7. Get to know the needs of local referring bodies
Reaching out to the communities that you cherish is an authentic approach to networking. To get started, think about the clientele that you most enjoy working with, and then brainstorm ways they might get connected to care.
- New parents: Search for midwives, doulas, and OB/GYNs near you to see if they are looking for therapists for their clients. You might offer a one-sheet on the signs of postpartum depression with your contact information, or share an upcoming support group.
- College students: Send an informational email to the referral coordinator at an on-campus counseling center to learn about the needs of their community. You might find they're seeking a niche you're uniquely qualified to fill!
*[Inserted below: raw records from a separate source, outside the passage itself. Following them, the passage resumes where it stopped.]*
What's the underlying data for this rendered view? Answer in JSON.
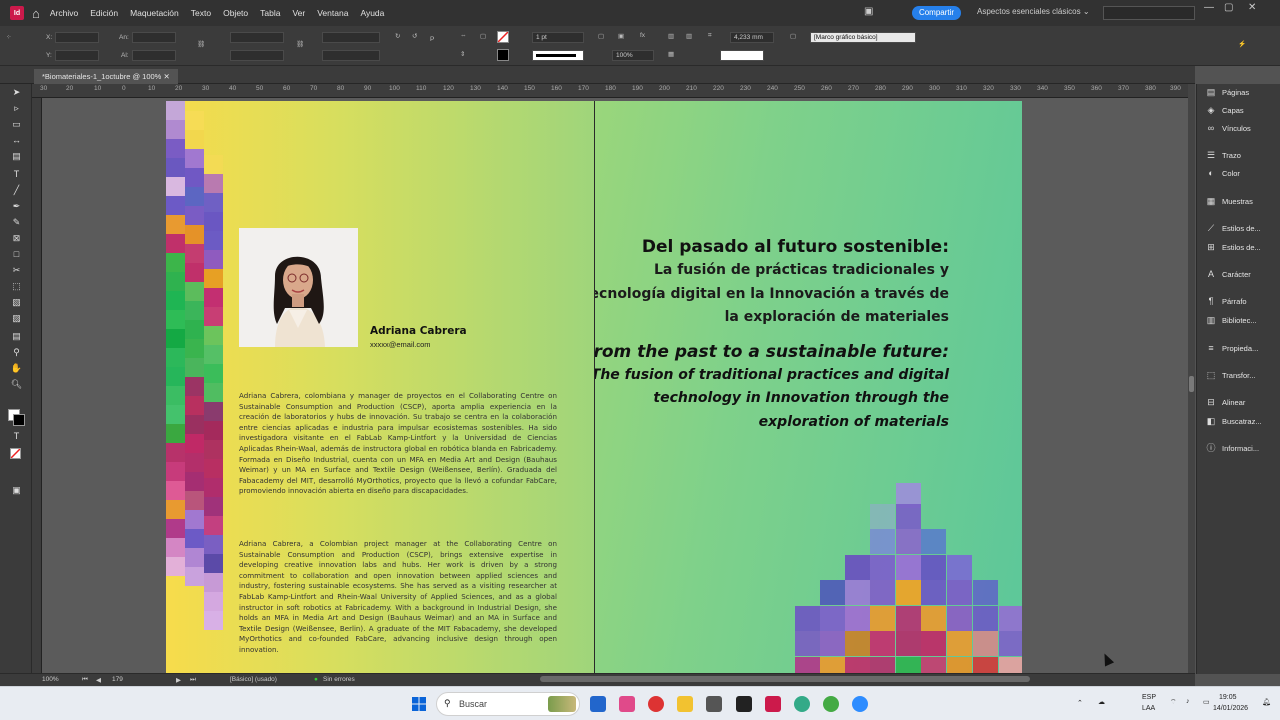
{
  "app": {
    "logo_label": "Id"
  },
  "menu": [
    "Archivo",
    "Edición",
    "Maquetación",
    "Texto",
    "Objeto",
    "Tabla",
    "Ver",
    "Ventana",
    "Ayuda"
  ],
  "share_label": "Compartir",
  "workspace_label": "Aspectos esenciales clásicos",
  "control": {
    "x_label": "X:",
    "y_label": "Y:",
    "w_label": "An:",
    "h_label": "Al:",
    "stroke_weight": "1 pt",
    "zoom_pct": "100%",
    "offset": "4,233 mm",
    "frame_style": "[Marco gráfico básico]"
  },
  "doc_tab": "*Biomateriales-1_1octubre @ 100%",
  "ruler_labels": [
    "30",
    "20",
    "10",
    "0",
    "10",
    "20",
    "30",
    "40",
    "50",
    "60",
    "70",
    "80",
    "90",
    "100",
    "110",
    "120",
    "130",
    "140",
    "150",
    "160",
    "170",
    "180",
    "190",
    "200",
    "210",
    "220",
    "230",
    "240",
    "250",
    "260",
    "270",
    "280",
    "290",
    "300",
    "310",
    "320",
    "330",
    "340",
    "350",
    "360",
    "370",
    "380",
    "390",
    "400"
  ],
  "left_page": {
    "name": "Adriana Cabrera",
    "email": "xxxxx@email.com",
    "bio_es": "Adriana Cabrera, colombiana y manager de proyectos en el Collaborating Centre on Sustainable Consumption and Production (CSCP), aporta amplia experiencia en la creación de laboratorios y hubs de innovación. Su trabajo se centra en la colaboración entre ciencias aplicadas e industria para impulsar ecosistemas sostenibles. Ha sido investigadora visitante en el FabLab Kamp-Lintfort y la Universidad de Ciencias Aplicadas Rhein-Waal, además de instructora global en robótica blanda en Fabricademy. Formada en Diseño Industrial, cuenta con un MFA en Media Art and Design (Bauhaus Weimar) y un MA en Surface and Textile Design (Weißensee, Berlín). Graduada del Fabacademy del MIT, desarrolló MyOrthotics, proyecto que la llevó a cofundar FabCare, promoviendo innovación abierta en diseño para discapacidades.",
    "bio_en": "Adriana Cabrera, a Colombian project manager at the Collaborating Centre on Sustainable Consumption and Production (CSCP), brings extensive expertise in developing creative innovation labs and hubs. Her work is driven by a strong commitment to collaboration and open innovation between applied sciences and industry, fostering sustainable ecosystems. She has served as a visiting researcher at FabLab Kamp-Lintfort and Rhein-Waal University of Applied Sciences, and as a global instructor in soft robotics at Fabricademy. With a background in Industrial Design, she holds an MFA in Media Art and Design (Bauhaus Weimar) and an MA in Surface and Textile Design (Weißensee, Berlin). A graduate of the MIT Fabacademy, she developed MyOrthotics and co-founded FabCare, advancing inclusive design through open innovation."
  },
  "right_page": {
    "title_es": "Del pasado al futuro sostenible:",
    "subtitle_es": "La fusión de prácticas tradicionales y tecnología digital en la Innovación a través de la exploración de materiales",
    "title_en": "From the past to a sustainable future:",
    "subtitle_en": "The fusion of traditional practices and digital technology in Innovation through the exploration of materials"
  },
  "panels": [
    "Páginas",
    "Capas",
    "Vínculos",
    "Trazo",
    "Color",
    "Muestras",
    "Estilos de...",
    "Estilos de...",
    "Carácter",
    "Párrafo",
    "Bibliotec...",
    "Propieda...",
    "Transfor...",
    "Alinear",
    "Buscatraz...",
    "Informaci..."
  ],
  "status": {
    "zoom": "100%",
    "page": "179",
    "style": "[Básico] (usado)",
    "errors": "Sin errores"
  },
  "taskbar": {
    "search": "Buscar",
    "lang": "ESP",
    "layout": "LAA",
    "time": "19:05",
    "date": "14/01/2026"
  },
  "colors": {
    "accent": "#2680eb",
    "indesign": "#cc1a4b"
  }
}
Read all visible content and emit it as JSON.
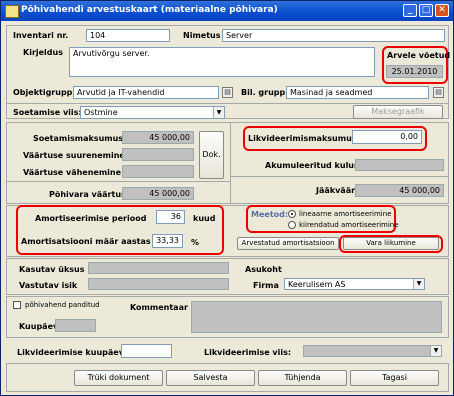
{
  "window": {
    "title": "Põhivahendi arvestuskaart (materiaalne põhivara)"
  },
  "fields": {
    "inventory_label": "Inventari nr.",
    "inventory_value": "104",
    "name_label": "Nimetus",
    "name_value": "Server",
    "description_label": "Kirjeldus",
    "description_value": "Arvutivõrgu server.",
    "accounting_date_label": "Arvele võetud",
    "accounting_date_value": "25.01.2010",
    "object_group_label": "Objektigrupp",
    "object_group_value": "Arvutid ja IT-vahendid",
    "bil_group_label": "Bil. grupp",
    "bil_group_value": "Masinad ja seadmed",
    "acquisition_method_label": "Soetamise viis:",
    "acquisition_method_value": "Ostmine",
    "payments_button": "Maksegraafik"
  },
  "costs": {
    "acquisition_cost_label": "Soetamismaksumus",
    "acquisition_cost_value": "45 000,00",
    "value_increase_label": "Väärtuse suurenemine",
    "value_decrease_label": "Väärtuse vähenemine",
    "doc_button": "Dok.",
    "asset_value_label": "Põhivara väärtus",
    "asset_value_value": "45 000,00",
    "liquidation_cost_label": "Likvideerimismaksumus",
    "liquidation_cost_value": "0,00",
    "accumulated_depreciation_label": "Akumuleeritud kulum",
    "residual_value_label": "Jääkväärtus",
    "residual_value_value": "45 000,00"
  },
  "depreciation": {
    "period_label": "Amortiseerimise periood",
    "period_value": "36",
    "period_unit": "kuud",
    "rate_label": "Amortisatsiooni määr aastas",
    "rate_value": "33,33",
    "rate_unit": "%",
    "method_label": "Meetod:",
    "method_linear": "lineaarne amortiseerimine",
    "method_accelerated": "kiirendatud amortiseerimine",
    "calc_button": "Arvestatud amortisatsioon",
    "movement_button": "Vara liikumine"
  },
  "location": {
    "user_unit_label": "Kasutav üksus",
    "responsible_label": "Vastutav isik",
    "address_label": "Asukoht",
    "company_label": "Firma",
    "company_value": "Keerulisem AS"
  },
  "pledge": {
    "pledged_label": "põhivahend panditud",
    "date_label": "Kuupäev",
    "comment_label": "Kommentaar"
  },
  "liquidation": {
    "date_label": "Likvideerimise kuupäev",
    "method_label": "Likvideerimise viis:"
  },
  "buttons": {
    "print": "Trüki dokument",
    "save": "Salvesta",
    "cancel": "Tühjenda",
    "back": "Tagasi"
  },
  "colors": {
    "highlight": "#e00000",
    "title_bar": "#0a4ed0",
    "window_bg": "#ece9d8"
  }
}
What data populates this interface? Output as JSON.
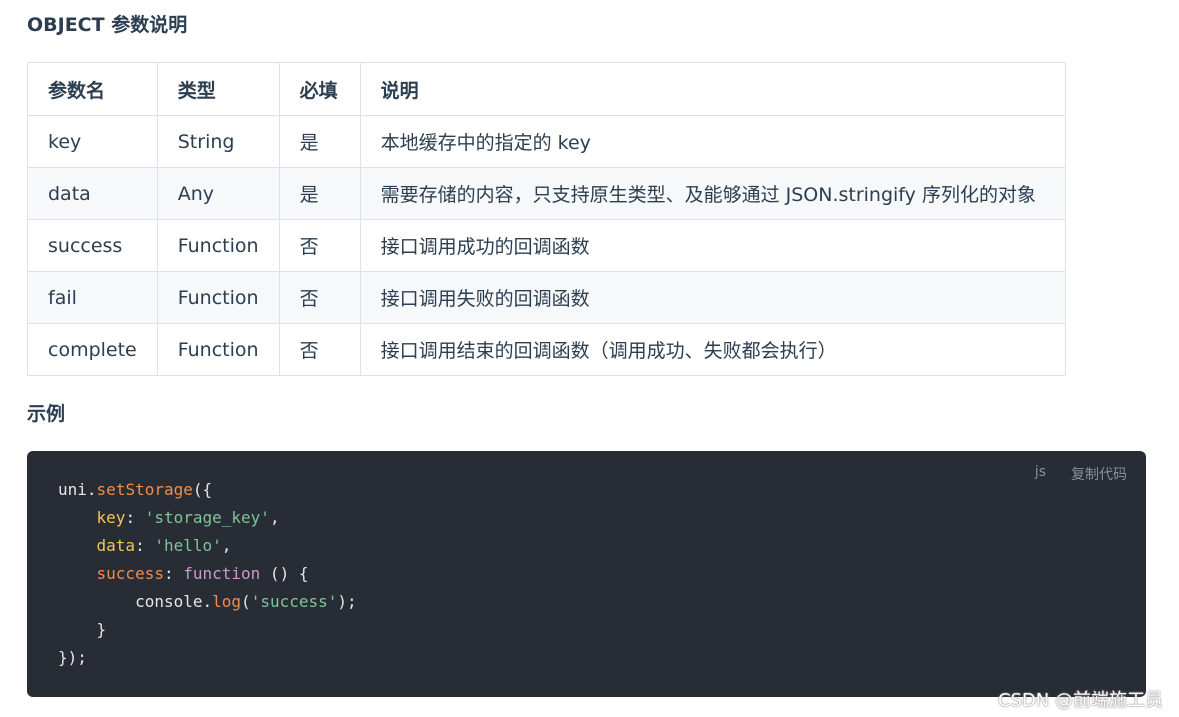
{
  "object_title": "OBJECT 参数说明",
  "table": {
    "headers": [
      "参数名",
      "类型",
      "必填",
      "说明"
    ],
    "rows": [
      [
        "key",
        "String",
        "是",
        "本地缓存中的指定的 key"
      ],
      [
        "data",
        "Any",
        "是",
        "需要存储的内容，只支持原生类型、及能够通过 JSON.stringify 序列化的对象"
      ],
      [
        "success",
        "Function",
        "否",
        "接口调用成功的回调函数"
      ],
      [
        "fail",
        "Function",
        "否",
        "接口调用失败的回调函数"
      ],
      [
        "complete",
        "Function",
        "否",
        "接口调用结束的回调函数（调用成功、失败都会执行）"
      ]
    ]
  },
  "example_title": "示例",
  "code": {
    "lang": "js",
    "copy_label": "复制代码",
    "l1_obj": "uni",
    "l1_dot": ".",
    "l1_fn": "setStorage",
    "l1_rest": "({",
    "l2_key": "key",
    "l2_colon": ": ",
    "l2_str": "'storage_key'",
    "l2_end": ",",
    "l3_key": "data",
    "l3_colon": ": ",
    "l3_str": "'hello'",
    "l3_end": ",",
    "l4_key": "success",
    "l4_colon": ": ",
    "l4_kw": "function",
    "l4_rest": " () {",
    "l5_obj": "console",
    "l5_dot": ".",
    "l5_fn": "log",
    "l5_open": "(",
    "l5_str": "'success'",
    "l5_close": ");",
    "l6": "}",
    "l7": "});"
  },
  "watermark": "CSDN @前端施工员"
}
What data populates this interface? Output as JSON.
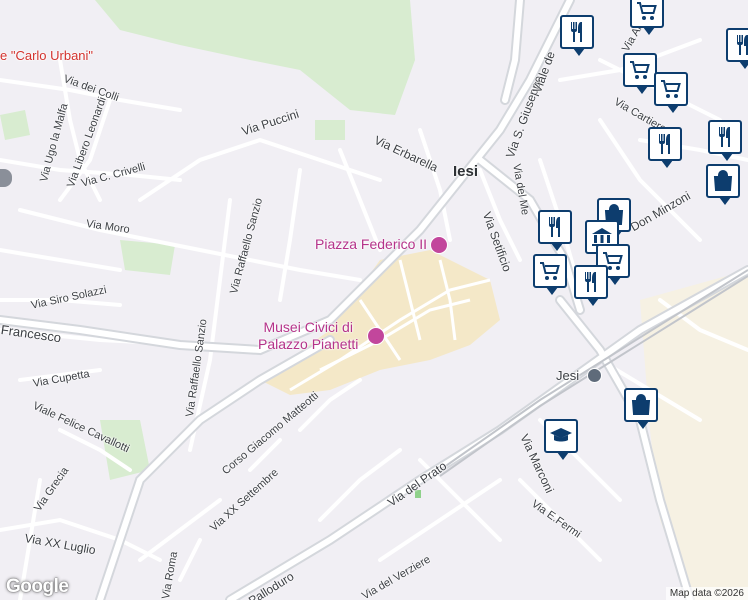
{
  "map": {
    "street_labels": {
      "carlo_urbani": "e \"Carlo Urbani\"",
      "via_dei_colli": "Via dei Colli",
      "via_ugo_la_malfa": "Via Ugo la Malfa",
      "via_libero_leonardi": "Via Libero Leonardi",
      "via_puccini": "Via Puccini",
      "via_erbarella": "Via Erbarella",
      "via_s_giuseppe": "Via S. Giuseppe",
      "viale_de": "Viale de",
      "via_c_crivelli": "Via C. Crivelli",
      "via_moro": "Via Moro",
      "via_raffaello_sanzio_top": "Via Raffaello Sanzio",
      "via_raffaello_sanzio_bottom": "Via Raffaello Sanzio",
      "via_siro_solazzi": "Via Siro Solazzi",
      "francesco": "Francesco",
      "via_cupetta": "Via Cupetta",
      "viale_felice_cavallotti": "Viale Felice Cavallotti",
      "via_grecia": "Via Grecia",
      "via_xx_luglio": "Via XX Luglio",
      "corso_giacomo_matteotti": "Corso Giacomo Matteotti",
      "via_xx_settembre": "Via XX Settembre",
      "via_del_prato": "Via del Prato",
      "via_setificio": "Via Setificio",
      "via_del_me": "Via del Me",
      "don_minzoni": "Don Minzoni",
      "via_marconi": "Via Marconi",
      "via_e_fermi": "Via E.Fermi",
      "via_del_verziere": "Via del Verziere",
      "via_roma": "Via Roma",
      "palloduro": "Palloduro",
      "via_an": "Via An",
      "via_cartiere": "Via Cartiere"
    },
    "town_labels": {
      "iesi": "Iesi",
      "jesi_station": "Jesi"
    },
    "pois": {
      "piazza_federico": "Piazza Federico II",
      "musei_civici": "Musei Civici di\nPalazzo Pianetti"
    },
    "footer": {
      "google": "Google",
      "attribution": "Map data ©2026"
    },
    "colors": {
      "background": "#f1eff4",
      "road": "#ffffff",
      "major_road": "#c9ccd2",
      "park": "#cfe8c5",
      "center": "#f3e6c6",
      "marker_border": "#0d3d6e",
      "poi": "#b5338a"
    },
    "markers": [
      "restaurant-marker",
      "shopping-cart-marker",
      "shopping-cart-marker",
      "shopping-cart-marker",
      "restaurant-marker",
      "restaurant-marker",
      "shopping-bag-marker",
      "shopping-bag-marker",
      "restaurant-marker",
      "museum-marker",
      "shopping-cart-marker",
      "shopping-cart-marker",
      "restaurant-marker",
      "shopping-bag-marker",
      "school-marker",
      "restaurant-marker"
    ]
  }
}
- LGBTQ+ community: Volunteer at a local LGBTQ+ community center to build your competency assess if and how your knowledge or network can be an asset to their members.
8. Add a press or media page to your personal site
A page linking to places you’ve been featured is a great way to confirm your expertise in various subjects. You may prefer to add all the placements to a dedicated press page, or add each feature as a blog post.
Consider adding features like articles you’ve been featured in, podcasts where you’ve been interviewed, or workshops you’ve hosted. Rather than having to create new content yourself, this is a sustainable way to capitalize on the SEO of reputable sites that are featuring you as an expert!
If you’ve contributed to the Zencare blog, for example, we encourage you to link to it and upload the articles in their entirety.
9. Make it easy for site visitors to locate your contact info
Let’s say you’ve done the legwork to position yourself as an expert in your specialty – your website looks snazzy; you’ve landed an online article or two; you may even be regularly scheduling blog posts.
Make sure that if a potential journalists searching for your specialty comes across your site, they don’t have to hunt for your contact info. Journalists are notoriously strapped for time, and they will move onto contacting someone easier to reach.
The same goes for clients, too. As we’ve covered before, it’s important to make it seamless for potential clients to get started while they’re at their most motivated. So add these contact elements to your “about” or “contact” page (and, if possible, in your header or footer as well):
- Your phone number
- Your email address
- Your office address
10. If you’re a Zencare therapist, take advantage of built-in promo opportunities
Zencare is designed to set the unique aspects of your practice apart, so you can attract clients who are a wonderful fit! If you’re already in our network, take advantage of the following marketing and promotional opportunities – none of them will cost you any extra:
- Therapist interview features: Introduce yourself to the Zencare user community with an interview. This is a great way to share more about your specialties and approach, as well as your professional background and personal hobbies.
- Harness the power of your local provider community with the Zencare listserv! If you’ve opened a new practice or are looking for more clients to join a therapy group, we encourage you to share those details.
- Post your therapy groups on the Zencare site to widen their reach and find more clients who would benefit from attending.
At the end of the day, no two marketing strategies look the same. Experimenting with a few of these free options is a low-risk way to determine the right strategy for you. Play around with your strengths and see which marketing methodology works best for your practice!